Betuiriseeh Cab-Beyuo, the Chief State Attorney, who without consulting his superiors, changed the initial charges preferred against five policemen linked to the MV Benjamin missing cocaine case, has been ordered to proceed on leave.
"We have asked Mr. Cab-Beyuo to proceed on leave so that we can investigate the circumstances leading to his action in the trial of the case," Mr. Joe Ghartey, the Attorney-General and Minister of Justice, told the Times on telephone yesterday in Accra.
He said it was an error of judgement on the part of Mr. Cab-Beyuo since only the Attorney-General, under Article 88 of the Constitution, has the power to change, substitute or prefer charges against accused persons.
Cab-Beyuo, according to the Attorney-General, erred by not consulting his immediate superior or the AG before changing the charges.
Mr. Ghartey said that for the policemen to have escorted somebody believed to have offloaded the missing 77 parcels of cocaine, smacked of aiding and abetting.
The five policemen, Detective Sergeant Samuel Amoah, General Sergeant Daniel Nyarko, Detective Lance Corporal Dwamena Yabson, General Sergeant Issa Asante and General Lance Corporal Peter Bondorin, all of the Tema Regional Police Command, were arraigned before an Accra circuit court for their involvement in the disappearance of the parcels of cocaine from the MV Benjamin, at the Tema port.

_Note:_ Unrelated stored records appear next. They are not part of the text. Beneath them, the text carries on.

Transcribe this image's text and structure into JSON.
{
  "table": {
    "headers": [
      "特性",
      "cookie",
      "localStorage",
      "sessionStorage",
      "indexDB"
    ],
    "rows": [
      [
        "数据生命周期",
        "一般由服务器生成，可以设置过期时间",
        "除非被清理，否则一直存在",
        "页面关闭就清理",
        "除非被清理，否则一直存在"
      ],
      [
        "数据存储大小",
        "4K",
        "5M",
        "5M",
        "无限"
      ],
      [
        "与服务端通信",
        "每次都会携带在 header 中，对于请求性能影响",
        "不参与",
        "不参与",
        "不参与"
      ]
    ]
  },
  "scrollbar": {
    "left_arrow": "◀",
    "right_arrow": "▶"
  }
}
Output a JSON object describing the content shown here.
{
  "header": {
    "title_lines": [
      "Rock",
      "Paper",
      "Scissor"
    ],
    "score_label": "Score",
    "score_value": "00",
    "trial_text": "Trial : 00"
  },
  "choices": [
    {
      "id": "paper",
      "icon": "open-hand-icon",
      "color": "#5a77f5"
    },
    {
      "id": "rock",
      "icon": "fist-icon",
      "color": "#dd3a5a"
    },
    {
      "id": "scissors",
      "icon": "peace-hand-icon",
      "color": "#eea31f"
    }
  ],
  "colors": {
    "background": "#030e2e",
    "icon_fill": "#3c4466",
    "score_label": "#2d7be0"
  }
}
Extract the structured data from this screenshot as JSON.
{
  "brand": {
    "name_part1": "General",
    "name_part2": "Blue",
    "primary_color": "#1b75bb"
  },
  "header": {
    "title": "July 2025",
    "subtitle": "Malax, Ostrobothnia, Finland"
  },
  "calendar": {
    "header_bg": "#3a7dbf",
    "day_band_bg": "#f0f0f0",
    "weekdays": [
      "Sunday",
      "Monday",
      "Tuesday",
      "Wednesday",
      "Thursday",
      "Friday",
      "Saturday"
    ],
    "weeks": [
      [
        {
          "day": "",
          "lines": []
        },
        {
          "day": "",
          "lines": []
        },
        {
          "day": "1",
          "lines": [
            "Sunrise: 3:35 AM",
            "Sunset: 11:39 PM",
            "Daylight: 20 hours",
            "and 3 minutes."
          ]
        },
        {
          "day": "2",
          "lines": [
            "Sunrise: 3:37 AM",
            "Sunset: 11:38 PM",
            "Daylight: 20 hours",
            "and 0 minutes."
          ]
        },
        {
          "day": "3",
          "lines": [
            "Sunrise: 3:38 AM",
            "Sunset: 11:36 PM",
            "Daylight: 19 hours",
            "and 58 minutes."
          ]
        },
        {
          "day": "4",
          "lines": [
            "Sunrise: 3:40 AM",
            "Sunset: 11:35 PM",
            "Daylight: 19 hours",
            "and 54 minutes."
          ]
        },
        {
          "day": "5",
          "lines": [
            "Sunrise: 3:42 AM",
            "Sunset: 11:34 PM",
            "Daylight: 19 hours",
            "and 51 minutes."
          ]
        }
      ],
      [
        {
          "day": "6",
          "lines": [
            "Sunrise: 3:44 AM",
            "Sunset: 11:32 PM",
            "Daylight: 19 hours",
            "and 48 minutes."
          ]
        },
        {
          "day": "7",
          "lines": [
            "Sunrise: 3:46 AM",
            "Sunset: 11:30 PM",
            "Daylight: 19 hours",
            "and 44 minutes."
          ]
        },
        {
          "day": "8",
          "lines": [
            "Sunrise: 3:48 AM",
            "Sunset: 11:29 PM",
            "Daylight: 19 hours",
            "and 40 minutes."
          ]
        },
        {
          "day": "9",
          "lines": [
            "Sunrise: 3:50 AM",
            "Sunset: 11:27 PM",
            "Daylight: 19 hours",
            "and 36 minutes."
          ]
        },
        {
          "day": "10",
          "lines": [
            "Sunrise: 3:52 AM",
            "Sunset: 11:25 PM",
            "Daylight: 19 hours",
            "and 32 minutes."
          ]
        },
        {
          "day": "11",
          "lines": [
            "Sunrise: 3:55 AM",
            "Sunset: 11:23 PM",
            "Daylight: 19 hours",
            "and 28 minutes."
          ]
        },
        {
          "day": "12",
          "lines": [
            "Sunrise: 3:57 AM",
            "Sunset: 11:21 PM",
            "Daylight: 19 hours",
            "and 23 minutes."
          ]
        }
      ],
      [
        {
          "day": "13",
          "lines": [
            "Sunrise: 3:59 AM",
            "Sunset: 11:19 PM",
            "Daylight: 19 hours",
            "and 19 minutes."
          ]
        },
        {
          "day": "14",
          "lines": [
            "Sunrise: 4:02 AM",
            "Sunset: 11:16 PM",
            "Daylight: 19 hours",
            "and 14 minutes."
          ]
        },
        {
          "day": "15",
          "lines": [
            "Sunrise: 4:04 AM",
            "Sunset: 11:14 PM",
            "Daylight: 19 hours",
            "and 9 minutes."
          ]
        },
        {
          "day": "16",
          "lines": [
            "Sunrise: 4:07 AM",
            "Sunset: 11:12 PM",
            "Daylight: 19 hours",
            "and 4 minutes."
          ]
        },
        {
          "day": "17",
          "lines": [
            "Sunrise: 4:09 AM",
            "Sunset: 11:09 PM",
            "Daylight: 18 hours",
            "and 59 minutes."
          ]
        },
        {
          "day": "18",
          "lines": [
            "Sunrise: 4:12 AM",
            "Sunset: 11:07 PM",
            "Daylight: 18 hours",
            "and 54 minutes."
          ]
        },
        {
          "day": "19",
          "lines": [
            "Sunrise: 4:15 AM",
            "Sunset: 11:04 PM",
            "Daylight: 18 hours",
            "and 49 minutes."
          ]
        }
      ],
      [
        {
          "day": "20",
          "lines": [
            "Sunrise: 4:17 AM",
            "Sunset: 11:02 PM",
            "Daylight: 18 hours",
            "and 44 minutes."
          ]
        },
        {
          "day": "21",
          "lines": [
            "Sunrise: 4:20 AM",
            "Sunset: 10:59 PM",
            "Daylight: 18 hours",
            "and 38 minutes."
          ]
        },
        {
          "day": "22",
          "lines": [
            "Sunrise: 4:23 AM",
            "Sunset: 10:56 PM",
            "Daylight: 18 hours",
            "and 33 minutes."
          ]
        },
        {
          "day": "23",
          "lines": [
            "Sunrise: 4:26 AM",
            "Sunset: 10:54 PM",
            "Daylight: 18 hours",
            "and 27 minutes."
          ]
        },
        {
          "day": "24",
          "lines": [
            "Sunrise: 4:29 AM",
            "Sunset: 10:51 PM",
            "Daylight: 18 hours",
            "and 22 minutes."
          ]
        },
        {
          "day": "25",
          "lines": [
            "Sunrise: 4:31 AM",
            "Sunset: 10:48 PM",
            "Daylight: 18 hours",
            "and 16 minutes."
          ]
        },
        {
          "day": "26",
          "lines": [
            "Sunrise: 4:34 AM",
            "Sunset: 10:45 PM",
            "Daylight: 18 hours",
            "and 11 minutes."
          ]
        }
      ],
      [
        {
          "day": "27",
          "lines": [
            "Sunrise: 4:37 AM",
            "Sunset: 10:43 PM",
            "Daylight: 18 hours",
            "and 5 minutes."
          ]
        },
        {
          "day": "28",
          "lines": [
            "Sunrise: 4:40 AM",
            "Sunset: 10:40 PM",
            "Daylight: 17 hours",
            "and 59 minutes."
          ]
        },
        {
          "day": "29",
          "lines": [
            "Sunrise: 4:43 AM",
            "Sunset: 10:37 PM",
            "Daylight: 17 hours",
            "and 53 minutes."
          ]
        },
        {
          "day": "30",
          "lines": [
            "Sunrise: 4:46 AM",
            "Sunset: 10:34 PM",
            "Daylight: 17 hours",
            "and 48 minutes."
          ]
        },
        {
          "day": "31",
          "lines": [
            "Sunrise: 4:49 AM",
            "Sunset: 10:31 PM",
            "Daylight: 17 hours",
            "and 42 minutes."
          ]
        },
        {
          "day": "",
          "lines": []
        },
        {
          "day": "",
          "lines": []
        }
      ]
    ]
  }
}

Of the five, Amoah, Nyarko and Yabson appeared in court on September 12 while Asante and Bondorin were brought on September 18 before the two cases were merged.
However, on their next appearance on September 25, the prosecutor, Mr. Cab-Beyuo, had withdrawn the charge and substituted it with an amended charge of extortion.
With that development, the suspects, who were then on remand, were granted ¢300 million bail with one surety each.
The Attorney-General, who was unhappy with the prosecutor's action, countermanded Cab-Beyuo's action on September 27, and ordered the re-arrest of the suspects.
However, before the police could effect the AG's order, one of the suspects, Amoah, had absconded.
They are now facing new charges of conspiracy, importation of narcotic drugs without licence, abetment, possession of narcotic drugs without lawful authority and doing prohibited business related to narcotic drugs.
Cab-Beyuo was subsequently replaced by Ms Gertrude Aikins, also a Chief State Attorney, and a bench warrant was issued for the arrest of Detective Sergeant Samuel Amoah, believed to have escaped to Togo.
The new charges also cover Asem Darkey, popularly known as Sheriff, who was alleged to have carted the 77 parcels of cocaine away.
He is on the run and the police have offered a reward of ¢50 million for any information leading to his arrest.